After the great, sweet and nostalgic Midnight in Paris garnered much critical and audience praise last year, not to mention an Oscar nod, Woody Allen’s new found zest for European jaunting was finally accepted and embraced by his fans and detractors. The New Yorker who found his mojo in the Paris of the 30s with his last effort falls flat on his bespectacled face with his latest, To Rome With Love. Although all the ingredients are there on the table Allen finds no way of combining them all and the whole thing becomes a bit of a disjointed mess with flourishes of vintage crazy Woody.
We’ve got a bevy of Americans in Rome who are architects, actors, a family of Romans who are morticians, one in particular with dreams of being a tenor, promiscuos students, prostitutes, cheats and robbers. Multiple threads of stories which ridiculously never tie together. There’s the typical younger Woody Allen clone this time played by Jessie Eisenberg, torn between a safe homely love and an intellectual dangerous love; A sure staple of any Allen film. There’s the case of mistaken identity where by a man must substitute his wife for an unknown prostitue (Penelope Cruz) in order to save face with his parents. His real wife meanwhile heads out into the city, lost to mingle with actresses and actors, a morally trip which holds no significance.

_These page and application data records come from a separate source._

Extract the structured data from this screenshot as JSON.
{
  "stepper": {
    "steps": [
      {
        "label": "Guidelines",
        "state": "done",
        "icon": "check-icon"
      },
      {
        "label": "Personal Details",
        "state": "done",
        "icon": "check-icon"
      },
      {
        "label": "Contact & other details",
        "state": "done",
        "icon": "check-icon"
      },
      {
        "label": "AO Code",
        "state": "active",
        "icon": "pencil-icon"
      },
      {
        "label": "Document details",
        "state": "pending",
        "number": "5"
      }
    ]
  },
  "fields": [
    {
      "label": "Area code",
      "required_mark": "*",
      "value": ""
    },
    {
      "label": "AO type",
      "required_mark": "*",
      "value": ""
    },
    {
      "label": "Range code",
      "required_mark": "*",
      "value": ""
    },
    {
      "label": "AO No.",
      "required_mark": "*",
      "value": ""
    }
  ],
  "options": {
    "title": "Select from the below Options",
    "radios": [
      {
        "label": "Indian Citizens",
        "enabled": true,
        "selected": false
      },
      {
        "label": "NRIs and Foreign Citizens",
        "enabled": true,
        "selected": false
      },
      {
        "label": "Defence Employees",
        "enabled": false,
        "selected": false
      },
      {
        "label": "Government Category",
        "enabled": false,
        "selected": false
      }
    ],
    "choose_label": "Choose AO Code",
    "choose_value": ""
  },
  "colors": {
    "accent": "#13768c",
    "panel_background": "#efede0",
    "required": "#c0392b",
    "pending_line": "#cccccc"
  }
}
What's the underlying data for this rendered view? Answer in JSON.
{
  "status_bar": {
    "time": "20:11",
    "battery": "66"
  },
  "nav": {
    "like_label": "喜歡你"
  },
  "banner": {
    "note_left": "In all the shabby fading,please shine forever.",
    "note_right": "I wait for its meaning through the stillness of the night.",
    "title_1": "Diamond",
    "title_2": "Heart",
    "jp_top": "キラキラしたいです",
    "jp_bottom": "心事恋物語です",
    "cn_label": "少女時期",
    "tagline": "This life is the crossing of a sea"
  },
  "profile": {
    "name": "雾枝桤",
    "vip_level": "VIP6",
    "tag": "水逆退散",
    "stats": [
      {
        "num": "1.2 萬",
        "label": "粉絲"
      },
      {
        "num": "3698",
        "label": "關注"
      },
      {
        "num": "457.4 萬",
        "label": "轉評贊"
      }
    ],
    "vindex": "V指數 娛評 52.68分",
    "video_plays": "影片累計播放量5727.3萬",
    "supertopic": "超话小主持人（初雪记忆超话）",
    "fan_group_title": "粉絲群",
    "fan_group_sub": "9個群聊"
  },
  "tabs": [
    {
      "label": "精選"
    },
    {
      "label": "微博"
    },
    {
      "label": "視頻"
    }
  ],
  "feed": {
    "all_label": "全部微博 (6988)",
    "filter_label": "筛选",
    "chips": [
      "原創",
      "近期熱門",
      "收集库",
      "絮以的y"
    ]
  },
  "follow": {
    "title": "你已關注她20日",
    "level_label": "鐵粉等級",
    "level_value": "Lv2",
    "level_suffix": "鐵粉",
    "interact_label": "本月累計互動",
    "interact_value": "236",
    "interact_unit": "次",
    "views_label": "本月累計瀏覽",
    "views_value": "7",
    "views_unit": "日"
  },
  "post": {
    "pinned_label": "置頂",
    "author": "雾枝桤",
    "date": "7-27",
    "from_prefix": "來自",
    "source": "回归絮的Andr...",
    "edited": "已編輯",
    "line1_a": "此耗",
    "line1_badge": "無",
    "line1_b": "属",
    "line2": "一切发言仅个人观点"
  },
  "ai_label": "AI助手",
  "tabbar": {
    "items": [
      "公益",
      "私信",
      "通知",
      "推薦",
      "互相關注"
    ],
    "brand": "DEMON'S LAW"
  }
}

It’s pretty hard to imagine what Allen was thinking. In a way To Rome With Love almost harks back to his more slapstick episodical efforts and in truth the best section of the film comes from the type of absurdist comedy that Allen first became famous for. A bizarre story where a mild mannered worker (Roberto Benigni) wakes up one day and is the most famous man in Rome. He is interviewed about his breakfast and shaving, his most recent hair cut and all of the mundane aspects of a very regular life. Other aspects of fame, criticism and stardom are touched on here too but with little resonance.
Sadly the one good story sticks out in a film where the entire cast, Allen included, seem to be working against it. Woody plays Woody as always as the father of Haley (Alison Pill) who will soon be marrying the son of a closet wannabe opera singer and who eventually insists on getting the man on stage despite the fact that he can only sing in the shower. The rest of the blasé infidelities studied in To Rome With Love are luke warm and generally unfunny at best serving no purpose at all when slammed between the more absurdist influences of Allen’s early work. Maybe he should hope a train back to Paris. Actually, I hear Barcelona is quite nice this time of year.